* _Your instructions_: Give back the full material exactly. Omit no line.

* * * *

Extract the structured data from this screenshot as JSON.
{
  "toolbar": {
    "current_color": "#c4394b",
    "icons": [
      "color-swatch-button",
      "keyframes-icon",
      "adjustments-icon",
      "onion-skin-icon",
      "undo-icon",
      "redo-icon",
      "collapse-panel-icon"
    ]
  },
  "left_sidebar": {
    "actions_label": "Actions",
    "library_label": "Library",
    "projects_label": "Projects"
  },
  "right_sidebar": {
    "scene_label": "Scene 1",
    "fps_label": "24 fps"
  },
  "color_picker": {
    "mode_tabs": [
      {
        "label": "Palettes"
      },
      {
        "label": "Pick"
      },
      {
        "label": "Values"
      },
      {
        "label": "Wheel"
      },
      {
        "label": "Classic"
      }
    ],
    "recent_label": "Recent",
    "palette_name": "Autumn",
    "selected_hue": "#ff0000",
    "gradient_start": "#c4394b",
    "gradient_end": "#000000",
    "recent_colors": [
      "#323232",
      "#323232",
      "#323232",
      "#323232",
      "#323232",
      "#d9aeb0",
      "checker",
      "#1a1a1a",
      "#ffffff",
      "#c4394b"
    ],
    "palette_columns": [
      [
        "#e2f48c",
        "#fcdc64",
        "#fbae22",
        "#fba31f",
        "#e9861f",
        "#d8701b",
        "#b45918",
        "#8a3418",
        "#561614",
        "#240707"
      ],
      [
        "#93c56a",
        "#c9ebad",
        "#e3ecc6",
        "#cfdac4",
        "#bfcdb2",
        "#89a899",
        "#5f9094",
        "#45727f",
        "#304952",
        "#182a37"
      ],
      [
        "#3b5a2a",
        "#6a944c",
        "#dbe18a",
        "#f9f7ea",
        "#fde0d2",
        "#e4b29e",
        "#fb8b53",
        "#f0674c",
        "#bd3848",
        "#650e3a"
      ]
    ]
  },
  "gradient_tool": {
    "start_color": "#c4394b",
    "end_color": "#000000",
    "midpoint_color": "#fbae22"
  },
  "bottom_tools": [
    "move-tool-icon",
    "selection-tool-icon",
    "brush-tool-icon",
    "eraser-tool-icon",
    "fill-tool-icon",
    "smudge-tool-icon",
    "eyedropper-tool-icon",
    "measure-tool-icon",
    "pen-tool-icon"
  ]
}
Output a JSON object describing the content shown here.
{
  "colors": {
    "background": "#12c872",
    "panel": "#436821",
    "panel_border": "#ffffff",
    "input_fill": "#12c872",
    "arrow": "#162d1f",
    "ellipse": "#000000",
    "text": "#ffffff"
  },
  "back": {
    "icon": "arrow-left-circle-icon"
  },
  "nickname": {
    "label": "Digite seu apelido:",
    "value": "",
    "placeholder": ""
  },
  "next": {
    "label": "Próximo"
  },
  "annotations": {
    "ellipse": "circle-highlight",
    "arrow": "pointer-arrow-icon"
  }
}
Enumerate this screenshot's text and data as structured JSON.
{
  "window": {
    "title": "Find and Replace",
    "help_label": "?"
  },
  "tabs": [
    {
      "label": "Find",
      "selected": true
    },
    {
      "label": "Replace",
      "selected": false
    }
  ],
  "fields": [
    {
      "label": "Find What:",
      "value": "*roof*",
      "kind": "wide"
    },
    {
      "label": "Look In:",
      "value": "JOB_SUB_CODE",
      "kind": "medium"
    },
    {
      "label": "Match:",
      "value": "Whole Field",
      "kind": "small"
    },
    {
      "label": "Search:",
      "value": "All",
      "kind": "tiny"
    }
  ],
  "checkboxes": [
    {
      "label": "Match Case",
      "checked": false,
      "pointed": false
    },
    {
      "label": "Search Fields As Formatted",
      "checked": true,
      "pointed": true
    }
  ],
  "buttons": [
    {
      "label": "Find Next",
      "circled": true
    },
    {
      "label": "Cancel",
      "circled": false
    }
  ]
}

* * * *

* _Problem solution_:
Extract the structured data from this screenshot as JSON.
{
  "toolbar": {
    "current_color": "#c4394b",
    "icons": [
      "color-swatch-button",
      "keyframes-icon",
      "adjustments-icon",
      "onion-skin-icon",
      "undo-icon",
      "redo-icon",
      "collapse-panel-icon"
    ]
  },
  "left_sidebar": {
    "actions_label": "Actions",
    "library_label": "Library",
    "projects_label": "Projects"
  },
  "right_sidebar": {
    "scene_label": "Scene 1",
    "fps_label": "24 fps"
  },
  "color_picker": {
    "mode_tabs": [
      {
        "label": "Palettes"
      },
      {
        "label": "Pick"
      },
      {
        "label": "Values"
      },
      {
        "label": "Wheel"
      },
      {
        "label": "Classic"
      }
    ],
    "recent_label": "Recent",
    "palette_name": "Autumn",
    "selected_hue": "#ff0000",
    "gradient_start": "#c4394b",
    "gradient_end": "#000000",
    "recent_colors": [
      "#323232",
      "#323232",
      "#323232",
      "#323232",
      "#323232",
      "#d9aeb0",
      "checker",
      "#1a1a1a",
      "#ffffff",
      "#c4394b"
    ],
    "palette_columns": [
      [
        "#e2f48c",
        "#fcdc64",
        "#fbae22",
        "#fba31f",
        "#e9861f",
        "#d8701b",
        "#b45918",
        "#8a3418",
        "#561614",
        "#240707"
      ],
      [
        "#93c56a",
        "#c9ebad",
        "#e3ecc6",
        "#cfdac4",
        "#bfcdb2",
        "#89a899",
        "#5f9094",
        "#45727f",
        "#304952",
        "#182a37"
      ],
      [
        "#3b5a2a",
        "#6a944c",
        "#dbe18a",
        "#f9f7ea",
        "#fde0d2",
        "#e4b29e",
        "#fb8b53",
        "#f0674c",
        "#bd3848",
        "#650e3a"
      ]
    ]
  },
  "gradient_tool": {
    "start_color": "#c4394b",
    "end_color": "#000000",
    "midpoint_color": "#fbae22"
  },
  "bottom_tools": [
    "move-tool-icon",
    "selection-tool-icon",
    "brush-tool-icon",
    "eraser-tool-icon",
    "fill-tool-icon",
    "smudge-tool-icon",
    "eyedropper-tool-icon",
    "measure-tool-icon",
    "pen-tool-icon"
  ]
}
Output a JSON object describing the content shown here.
{
  "colors": {
    "background": "#12c872",
    "panel": "#436821",
    "panel_border": "#ffffff",
    "input_fill": "#12c872",
    "arrow": "#162d1f",
    "ellipse": "#000000",
    "text": "#ffffff"
  },
  "back": {
    "icon": "arrow-left-circle-icon"
  },
  "nickname": {
    "label": "Digite seu apelido:",
    "value": "",
    "placeholder": ""
  },
  "next": {
    "label": "Próximo"
  },
  "annotations": {
    "ellipse": "circle-highlight",
    "arrow": "pointer-arrow-icon"
  }
}
Enumerate this screenshot's text and data as structured JSON.
{
  "window": {
    "title": "Find and Replace",
    "help_label": "?"
  },
  "tabs": [
    {
      "label": "Find",
      "selected": true
    },
    {
      "label": "Replace",
      "selected": false
    }
  ],
  "fields": [
    {
      "label": "Find What:",
      "value": "*roof*",
      "kind": "wide"
    },
    {
      "label": "Look In:",
      "value": "JOB_SUB_CODE",
      "kind": "medium"
    },
    {
      "label": "Match:",
      "value": "Whole Field",
      "kind": "small"
    },
    {
      "label": "Search:",
      "value": "All",
      "kind": "tiny"
    }
  ],
  "checkboxes": [
    {
      "label": "Match Case",
      "checked": false,
      "pointed": false
    },
    {
      "label": "Search Fields As Formatted",
      "checked": true,
      "pointed": true
    }
  ],
  "buttons": [
    {
      "label": "Find Next",
      "circled": true
    },
    {
      "label": "Cancel",
      "circled": false
    }
  ]
}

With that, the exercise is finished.